_The task_. Copy out each line of the listing that has the word "Processamento" in it.
++++++
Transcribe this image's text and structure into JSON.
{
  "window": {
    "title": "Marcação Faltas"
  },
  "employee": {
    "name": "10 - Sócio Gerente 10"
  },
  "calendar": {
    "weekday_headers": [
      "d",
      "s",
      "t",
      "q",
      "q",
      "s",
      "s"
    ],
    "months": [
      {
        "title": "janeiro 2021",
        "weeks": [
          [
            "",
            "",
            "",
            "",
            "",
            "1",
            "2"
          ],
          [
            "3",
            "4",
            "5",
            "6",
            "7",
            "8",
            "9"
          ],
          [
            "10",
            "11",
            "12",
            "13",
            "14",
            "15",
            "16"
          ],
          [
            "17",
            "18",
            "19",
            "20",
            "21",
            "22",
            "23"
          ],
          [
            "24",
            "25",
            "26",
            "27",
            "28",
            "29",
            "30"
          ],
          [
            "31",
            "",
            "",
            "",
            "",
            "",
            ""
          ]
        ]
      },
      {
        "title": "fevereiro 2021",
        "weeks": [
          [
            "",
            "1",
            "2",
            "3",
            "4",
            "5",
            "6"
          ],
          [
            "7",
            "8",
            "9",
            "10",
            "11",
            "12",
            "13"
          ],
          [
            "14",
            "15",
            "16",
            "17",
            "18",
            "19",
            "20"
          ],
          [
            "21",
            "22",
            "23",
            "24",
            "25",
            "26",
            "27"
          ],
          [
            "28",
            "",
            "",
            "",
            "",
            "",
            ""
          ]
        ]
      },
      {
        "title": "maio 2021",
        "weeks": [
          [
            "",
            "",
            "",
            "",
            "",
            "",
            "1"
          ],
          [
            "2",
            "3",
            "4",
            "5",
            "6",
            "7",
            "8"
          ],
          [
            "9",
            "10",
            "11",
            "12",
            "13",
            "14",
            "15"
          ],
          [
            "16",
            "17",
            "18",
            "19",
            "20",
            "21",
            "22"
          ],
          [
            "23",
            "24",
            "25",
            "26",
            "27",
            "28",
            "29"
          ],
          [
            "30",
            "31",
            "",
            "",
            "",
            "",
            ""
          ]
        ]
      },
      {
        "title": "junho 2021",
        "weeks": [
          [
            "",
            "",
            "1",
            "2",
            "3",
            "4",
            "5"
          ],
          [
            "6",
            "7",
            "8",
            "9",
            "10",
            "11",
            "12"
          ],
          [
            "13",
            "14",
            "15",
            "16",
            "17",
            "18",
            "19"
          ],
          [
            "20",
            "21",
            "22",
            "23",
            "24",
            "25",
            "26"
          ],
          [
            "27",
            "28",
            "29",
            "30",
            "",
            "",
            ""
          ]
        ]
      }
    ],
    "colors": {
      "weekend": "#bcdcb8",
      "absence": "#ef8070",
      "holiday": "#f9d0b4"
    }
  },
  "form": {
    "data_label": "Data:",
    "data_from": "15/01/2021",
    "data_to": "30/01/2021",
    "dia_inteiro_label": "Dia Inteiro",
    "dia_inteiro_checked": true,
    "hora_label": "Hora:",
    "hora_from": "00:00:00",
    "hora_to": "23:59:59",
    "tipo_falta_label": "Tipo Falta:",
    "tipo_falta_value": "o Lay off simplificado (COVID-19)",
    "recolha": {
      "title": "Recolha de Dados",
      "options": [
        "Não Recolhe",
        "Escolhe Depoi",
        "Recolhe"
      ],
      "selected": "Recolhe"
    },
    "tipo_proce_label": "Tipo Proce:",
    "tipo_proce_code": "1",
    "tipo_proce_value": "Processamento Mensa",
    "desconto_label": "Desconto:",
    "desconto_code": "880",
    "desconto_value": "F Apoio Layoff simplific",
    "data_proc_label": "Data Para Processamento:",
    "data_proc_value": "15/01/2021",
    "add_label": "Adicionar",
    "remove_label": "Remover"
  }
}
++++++
_Reply_.
    "tipo_proce_value": "Processamento Mensa",
    "data_proc_label": "Data Para Processamento:",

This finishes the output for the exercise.